→ Work item
Whenever a line below includes the string "cursor", show it.

→ Data records
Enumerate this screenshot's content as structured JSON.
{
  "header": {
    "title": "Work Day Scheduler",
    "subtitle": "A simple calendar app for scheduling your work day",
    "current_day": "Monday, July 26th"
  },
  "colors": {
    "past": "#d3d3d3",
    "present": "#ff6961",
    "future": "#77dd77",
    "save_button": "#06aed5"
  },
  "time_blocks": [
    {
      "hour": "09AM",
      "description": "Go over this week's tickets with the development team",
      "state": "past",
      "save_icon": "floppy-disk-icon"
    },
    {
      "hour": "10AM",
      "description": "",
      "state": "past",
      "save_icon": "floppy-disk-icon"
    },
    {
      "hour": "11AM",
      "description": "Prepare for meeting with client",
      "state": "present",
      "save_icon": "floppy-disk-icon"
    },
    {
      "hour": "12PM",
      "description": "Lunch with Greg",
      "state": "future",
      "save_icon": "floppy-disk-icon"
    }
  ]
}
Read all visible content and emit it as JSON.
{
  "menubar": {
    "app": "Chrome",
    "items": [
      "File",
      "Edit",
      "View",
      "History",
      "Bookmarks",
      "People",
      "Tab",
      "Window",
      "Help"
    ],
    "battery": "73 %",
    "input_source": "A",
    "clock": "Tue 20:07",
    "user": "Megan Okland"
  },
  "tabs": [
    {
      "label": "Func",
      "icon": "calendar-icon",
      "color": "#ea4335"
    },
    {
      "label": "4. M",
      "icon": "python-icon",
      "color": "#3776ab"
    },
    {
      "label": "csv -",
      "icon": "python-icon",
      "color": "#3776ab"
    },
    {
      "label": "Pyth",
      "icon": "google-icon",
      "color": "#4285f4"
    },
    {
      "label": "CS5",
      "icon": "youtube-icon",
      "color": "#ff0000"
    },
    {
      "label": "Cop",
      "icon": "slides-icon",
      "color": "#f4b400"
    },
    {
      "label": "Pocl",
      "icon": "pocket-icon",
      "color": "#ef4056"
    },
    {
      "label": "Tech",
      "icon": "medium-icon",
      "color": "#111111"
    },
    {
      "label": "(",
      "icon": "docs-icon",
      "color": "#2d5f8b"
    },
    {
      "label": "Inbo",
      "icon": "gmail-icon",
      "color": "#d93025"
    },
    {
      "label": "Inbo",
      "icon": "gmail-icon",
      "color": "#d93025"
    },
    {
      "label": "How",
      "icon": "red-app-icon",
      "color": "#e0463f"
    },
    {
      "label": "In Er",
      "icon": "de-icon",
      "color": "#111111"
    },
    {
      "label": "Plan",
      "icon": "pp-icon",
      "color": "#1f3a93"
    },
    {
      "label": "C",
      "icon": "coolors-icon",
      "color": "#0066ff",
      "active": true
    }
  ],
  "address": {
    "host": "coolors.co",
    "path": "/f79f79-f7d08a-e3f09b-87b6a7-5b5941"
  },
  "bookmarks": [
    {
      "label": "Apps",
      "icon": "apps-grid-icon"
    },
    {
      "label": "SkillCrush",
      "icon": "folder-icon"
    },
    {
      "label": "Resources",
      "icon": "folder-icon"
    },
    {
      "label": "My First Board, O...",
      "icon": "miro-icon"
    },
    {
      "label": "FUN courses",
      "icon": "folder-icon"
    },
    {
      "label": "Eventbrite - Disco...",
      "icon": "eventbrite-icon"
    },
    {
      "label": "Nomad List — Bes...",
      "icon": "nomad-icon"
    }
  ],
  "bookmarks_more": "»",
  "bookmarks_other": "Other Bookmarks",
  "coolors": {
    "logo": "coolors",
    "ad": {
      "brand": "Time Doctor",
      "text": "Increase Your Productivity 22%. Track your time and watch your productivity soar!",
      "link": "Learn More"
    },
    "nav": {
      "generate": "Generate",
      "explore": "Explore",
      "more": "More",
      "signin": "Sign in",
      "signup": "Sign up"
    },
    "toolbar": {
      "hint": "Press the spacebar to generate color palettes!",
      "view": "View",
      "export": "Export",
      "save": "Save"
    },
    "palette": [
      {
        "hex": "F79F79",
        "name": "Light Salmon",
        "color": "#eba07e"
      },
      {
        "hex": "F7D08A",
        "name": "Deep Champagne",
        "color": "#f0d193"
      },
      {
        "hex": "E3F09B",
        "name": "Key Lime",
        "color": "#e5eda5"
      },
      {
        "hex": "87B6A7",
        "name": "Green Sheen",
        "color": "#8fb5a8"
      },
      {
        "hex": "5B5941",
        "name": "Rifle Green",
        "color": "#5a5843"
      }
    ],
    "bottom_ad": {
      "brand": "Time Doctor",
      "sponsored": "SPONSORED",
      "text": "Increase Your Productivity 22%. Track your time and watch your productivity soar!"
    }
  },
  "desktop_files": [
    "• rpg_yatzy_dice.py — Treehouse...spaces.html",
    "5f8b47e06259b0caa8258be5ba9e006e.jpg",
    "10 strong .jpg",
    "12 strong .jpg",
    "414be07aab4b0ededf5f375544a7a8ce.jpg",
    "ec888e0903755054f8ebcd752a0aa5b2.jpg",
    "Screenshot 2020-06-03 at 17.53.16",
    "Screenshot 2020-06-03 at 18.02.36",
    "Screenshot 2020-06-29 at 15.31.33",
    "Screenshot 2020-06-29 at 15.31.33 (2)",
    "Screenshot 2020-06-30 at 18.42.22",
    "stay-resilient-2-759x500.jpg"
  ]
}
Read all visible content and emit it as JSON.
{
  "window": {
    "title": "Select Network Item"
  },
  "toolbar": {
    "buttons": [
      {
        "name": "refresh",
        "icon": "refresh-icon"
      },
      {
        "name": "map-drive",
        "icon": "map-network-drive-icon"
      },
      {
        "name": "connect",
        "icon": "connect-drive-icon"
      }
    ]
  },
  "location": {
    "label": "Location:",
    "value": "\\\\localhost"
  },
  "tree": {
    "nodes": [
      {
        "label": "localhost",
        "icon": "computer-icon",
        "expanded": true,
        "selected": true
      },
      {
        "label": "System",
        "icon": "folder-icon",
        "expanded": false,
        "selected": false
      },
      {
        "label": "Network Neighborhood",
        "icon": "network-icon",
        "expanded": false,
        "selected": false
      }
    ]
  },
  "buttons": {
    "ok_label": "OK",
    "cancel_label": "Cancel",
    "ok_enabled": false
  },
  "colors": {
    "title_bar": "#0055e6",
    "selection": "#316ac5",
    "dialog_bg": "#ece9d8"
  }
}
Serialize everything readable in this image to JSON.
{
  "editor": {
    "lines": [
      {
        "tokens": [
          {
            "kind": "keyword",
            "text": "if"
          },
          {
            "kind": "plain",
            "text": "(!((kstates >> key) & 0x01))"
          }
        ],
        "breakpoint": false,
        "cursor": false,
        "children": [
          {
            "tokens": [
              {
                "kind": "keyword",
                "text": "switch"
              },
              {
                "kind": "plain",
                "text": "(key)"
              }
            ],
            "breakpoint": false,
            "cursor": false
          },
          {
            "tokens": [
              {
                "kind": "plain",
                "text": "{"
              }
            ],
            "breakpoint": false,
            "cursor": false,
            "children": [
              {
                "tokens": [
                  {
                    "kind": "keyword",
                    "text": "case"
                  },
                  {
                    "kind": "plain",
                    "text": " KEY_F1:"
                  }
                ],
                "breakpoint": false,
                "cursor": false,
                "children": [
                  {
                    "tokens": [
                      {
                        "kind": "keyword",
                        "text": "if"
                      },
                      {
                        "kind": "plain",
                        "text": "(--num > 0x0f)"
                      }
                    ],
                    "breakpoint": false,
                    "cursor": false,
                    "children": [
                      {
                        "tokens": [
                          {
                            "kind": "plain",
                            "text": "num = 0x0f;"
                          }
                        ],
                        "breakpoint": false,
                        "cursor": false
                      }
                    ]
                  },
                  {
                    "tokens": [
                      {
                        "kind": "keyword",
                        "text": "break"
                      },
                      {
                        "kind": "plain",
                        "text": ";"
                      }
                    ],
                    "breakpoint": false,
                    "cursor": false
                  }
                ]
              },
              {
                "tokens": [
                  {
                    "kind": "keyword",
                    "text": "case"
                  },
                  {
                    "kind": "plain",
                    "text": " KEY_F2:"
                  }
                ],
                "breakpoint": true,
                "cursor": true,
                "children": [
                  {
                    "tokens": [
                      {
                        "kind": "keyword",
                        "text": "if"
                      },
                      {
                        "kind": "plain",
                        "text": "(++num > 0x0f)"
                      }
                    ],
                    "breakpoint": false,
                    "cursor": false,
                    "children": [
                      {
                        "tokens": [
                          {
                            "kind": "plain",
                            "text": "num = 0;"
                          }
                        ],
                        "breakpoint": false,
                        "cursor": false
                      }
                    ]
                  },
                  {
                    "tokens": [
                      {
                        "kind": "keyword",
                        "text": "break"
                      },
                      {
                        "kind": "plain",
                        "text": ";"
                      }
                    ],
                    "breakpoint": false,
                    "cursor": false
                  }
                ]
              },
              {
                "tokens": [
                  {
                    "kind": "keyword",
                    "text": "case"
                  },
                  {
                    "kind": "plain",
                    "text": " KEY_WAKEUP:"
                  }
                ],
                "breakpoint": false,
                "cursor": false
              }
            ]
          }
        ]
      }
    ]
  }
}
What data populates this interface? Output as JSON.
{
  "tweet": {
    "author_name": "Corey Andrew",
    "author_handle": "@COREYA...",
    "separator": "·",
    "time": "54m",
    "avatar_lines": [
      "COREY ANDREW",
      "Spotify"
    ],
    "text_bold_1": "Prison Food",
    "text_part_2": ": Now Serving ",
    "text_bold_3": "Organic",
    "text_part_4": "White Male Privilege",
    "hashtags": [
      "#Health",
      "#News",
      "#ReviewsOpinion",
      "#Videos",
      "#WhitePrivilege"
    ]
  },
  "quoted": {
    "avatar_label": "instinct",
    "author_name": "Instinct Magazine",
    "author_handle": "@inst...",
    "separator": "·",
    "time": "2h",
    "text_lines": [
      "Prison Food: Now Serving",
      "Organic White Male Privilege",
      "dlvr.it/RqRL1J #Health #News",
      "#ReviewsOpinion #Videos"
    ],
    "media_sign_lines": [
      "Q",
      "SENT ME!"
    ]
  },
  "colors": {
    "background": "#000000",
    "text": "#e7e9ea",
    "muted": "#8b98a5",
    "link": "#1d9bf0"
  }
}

→ Task solution
        "cursor": false,
            "cursor": false
            "cursor": false,
                "cursor": false,
                    "cursor": false,
                        "cursor": false
                    "cursor": false
                "cursor": true,
                    "cursor": false,
                        "cursor": false
                    "cursor": false
                "cursor": false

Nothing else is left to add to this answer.